Driving with the Amish
Driving in Amish communities is different than driving on other rural or urban highways. In Amish communities you will see horse-drawn buggies or equipment on the roadway as they travel to town or the fields. Statistics show that more than 65 percent of all traffic deaths occur in rural areas and 50 percent of those deaths are on country roads. Ohio reports, on average, more than 120 buggy accidents a year.
Rural Roads are Not City Streets
Rural roads are often narrower or may vary in width more than city streets. A narrow road give you less room to maneuver and can be especially dangerous when passing horse-drawn vehicles. A loose gravel or grass berm area can also be hazardous. Open ditches along rural roads are often deep and close to the road. Seemingly open roadways may have sharp dips or unexpected turns. In cold weather, a road shaded by trees or buildings may be icy because then sun has not shone on that part of the roadway. Blind corners created by wooded areas, corn fields or other tall crops are also hazardous.
Normal speeds for horse-drawn buggies range between five and eight miles per hour. Horse-drawn vehicles may be even slower when pulling large farm equipment or when crossing intersections because horses are not tractors or cars and will eventually become tired. Another hazard to consider is restricted vision from the driver of the horse-drawn vehicle. When pulling large loads of hay or other equipment, drivers may not be able to see cars behind them. Car drivers, therefore, need to be extra cautious when passing horse-drawn farm equipment. To avoid other possible collisions, car drivers should anticipate left hand turns made by horse-drawn vehicles into fields and driveways.
Even the Fastest Horse is Slow Compared to Your Car
Knowing "closure time" is a safety factor that could save lives. "Closure time" is the time a driver has to recognize and respond when coming upon other vehicles. Leave some space between your vehicle and a buggy stopped at a stop sign or light. Buggies may back up a few feet after coming to a complete stop. A good rule of thumb is to stop your vehicle far enough back so that you can see where the rear wheels of the buggy touch the road. This should give you 10-12 feet of clearance between you and the buggy. This rule does not apply to drivers of vans or mini-vans; they will have to remember to always STAY BACK.

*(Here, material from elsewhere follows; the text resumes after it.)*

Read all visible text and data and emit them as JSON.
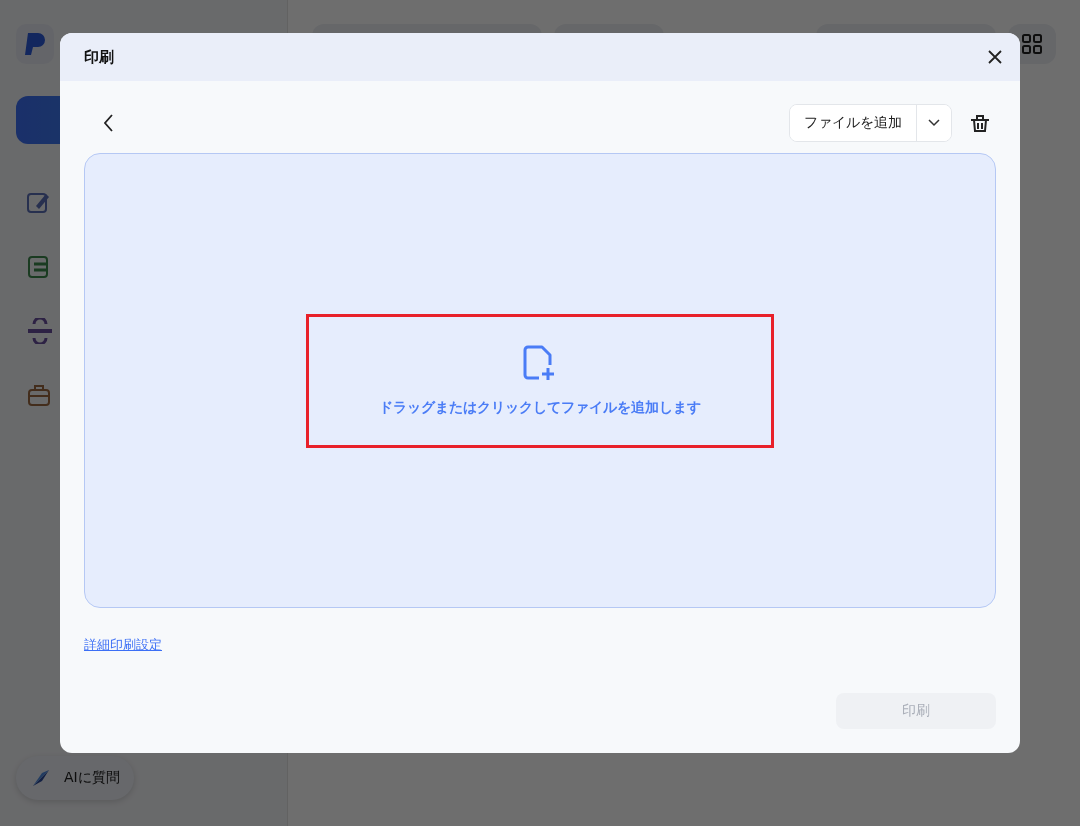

Imagine traveling at 55 mph and coming upon a car traveling at 45 mph that is 500 feet (about 1/10 of mile) ahead. After six seconds, you will have 412 feet to react before colliding with that car. However, if traveling at 55 mph and coming upon a horse-drawn vehicle traveling a 5 mph that is 500 feet ahead, you will have only 44 feet to react before colliding in the same six seconds. The car would hit the horse-drawn vehicle in just 6 seconds. Therefore, immediately upon seeing the slow moving vehicle emblem, slow down and prepare to pass with caution.
This is a slow-moving vehicle sign and should be mounted on all farm machinery, including road construction equipment and animal-drawn vehicles. The sign should signal motor vehicle drivers to slow down. Vehicles displaying the slow-moving vehicle sign are prohibited by law to go faster than 25 mph.
When approaching and passing a horse-drawn vehicle, remember that horses are unpredictable and even the most road-safe horse can spook at a fast-moving motor vehicle. Be sure to slow down and give buggies and horse-drawn equipment plenty of room when passing. Only pass when legal and safe.
The information on this page was developed by Dr. T.L. Bean, Ms. A.J. Yarosh, Mr. T.J. Lawrence, and R.E. James. Reviewed by Dr. J.A. Gliem, Mr. R.L. Clason and R. Elaine Hitchcock
Issued in futherance of Cooperative Extension work, Acts of May 8 and June 30, 1914, in cooperation with the U.S. Department of Agriculture, Keith L. Smith, Director, Ohio State University Extension, The Ohio State University.
All educational programs conducted by Ohio State University Extension are available to clientele on a non-discriminatory basis without regard to race, color, creed, religion, sexual orientation, national origin, gender, age, disability or Vietnam-era veteran status.
Funded in part from Grant Number UO5/CCU506070-03, "Cooperative Agreement Program for Agricultural Health Promotion Systems," National Institute for Occupational Safety and Health and National Highway Traffic Safety Administration/Ohio Department of Highway Safety. Additional funding from a grant from ODHS/U.S.DOT, NHSTA.
Produced in cooperation with the Geauga County office of Ohio State University Extension